The temperance movement, rather than being a sour-faced movement of small-minded women dedicated to destroying men’s fun was, instead, a direct response to an unprecedented wave of enormously destructive alcoholism.  That women spearheaded the movement was unsurprising, since it was they who were at the mercy of alcoholic men who raped them, beat them and left them alone to raise children in a pre-birth control age.

Prohibition, the culmination of the temperance movement, brought its own crime problems in its wake.  Nevertheless, Prohibition did work insofar as its goal was to break the back of the drinking culture that was destroying America.  We drink today, but not as we drank then.  In that way, is was a successful Constitutional experiment.

Bottom line:  when debauchery takes over, society’s either collapse completely (as did Rome, which was unable to defend itself), or they take remedial steps (witness 19th Century  England and late-19th and early-20th Century America).  The question today is what will happen in Europe (and, specifically, England) and America.  Both countries are struggling with internal cultural collapse and external enemies.

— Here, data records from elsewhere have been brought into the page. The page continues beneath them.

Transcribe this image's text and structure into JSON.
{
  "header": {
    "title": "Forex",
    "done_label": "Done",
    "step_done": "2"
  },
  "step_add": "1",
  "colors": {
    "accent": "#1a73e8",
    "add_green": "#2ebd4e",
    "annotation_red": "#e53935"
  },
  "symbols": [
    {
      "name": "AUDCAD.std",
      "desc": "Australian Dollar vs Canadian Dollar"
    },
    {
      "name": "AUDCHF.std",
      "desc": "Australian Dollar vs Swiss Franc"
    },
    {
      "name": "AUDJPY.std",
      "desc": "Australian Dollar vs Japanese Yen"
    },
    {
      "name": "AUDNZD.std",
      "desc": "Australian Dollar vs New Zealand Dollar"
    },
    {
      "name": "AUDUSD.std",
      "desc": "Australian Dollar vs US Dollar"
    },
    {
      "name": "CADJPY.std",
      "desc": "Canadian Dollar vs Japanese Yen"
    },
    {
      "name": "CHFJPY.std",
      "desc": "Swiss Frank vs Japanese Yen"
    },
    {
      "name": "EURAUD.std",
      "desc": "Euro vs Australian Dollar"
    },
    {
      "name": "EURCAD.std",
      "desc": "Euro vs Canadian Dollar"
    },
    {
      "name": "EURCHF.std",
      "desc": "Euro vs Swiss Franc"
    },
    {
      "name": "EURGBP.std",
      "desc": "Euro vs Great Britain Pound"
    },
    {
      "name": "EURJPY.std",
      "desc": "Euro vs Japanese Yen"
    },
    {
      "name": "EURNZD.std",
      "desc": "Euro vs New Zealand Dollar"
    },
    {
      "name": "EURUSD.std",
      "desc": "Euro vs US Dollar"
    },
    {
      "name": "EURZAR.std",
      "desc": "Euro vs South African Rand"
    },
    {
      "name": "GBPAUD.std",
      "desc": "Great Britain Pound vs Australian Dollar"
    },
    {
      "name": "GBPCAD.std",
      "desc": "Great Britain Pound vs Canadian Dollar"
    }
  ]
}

If I was a betting woman, I would say that England will yield, both internally and externally, to Islam.  Externally, Islam will use bombs and guns to take over the country.  Internally, an exhausted population will be grateful for the moral constraints Islam imposes on an out-of-control population.  Religious prohibitions against alcohol will seem like a good thing, and the country, bounded on one side by debauchery and on the other side by guns and bombs, will willingly take on all the other limitations Islam imposes on formerly free populations.

In America, I think we’ll go the other way:  It won’t be Islam that destroys us, but Christianity that saves us.  I make this prediction as a Jewish woman who trusts that her Christian fellow-Americans will continue to believe in religious freedom.  This means that I don’t imagine a theocracy, with militant Christians taking over Washington at gun point.  I simply believe that Americans will look at what’s happening around them, and take refuge in traditional religious morality — and in this country, traditional religious morality is predominantly Christian.

Of course, America’s problems won’t end with a strong public resurgence of Judeo-Christian religious values.  With Europe almost certainly having collapsed before Islam, the external hostility directed at America will be overwhelming.  On the other hand, if America finds its hardcore Protestant roots, it can stand strong against that pressure.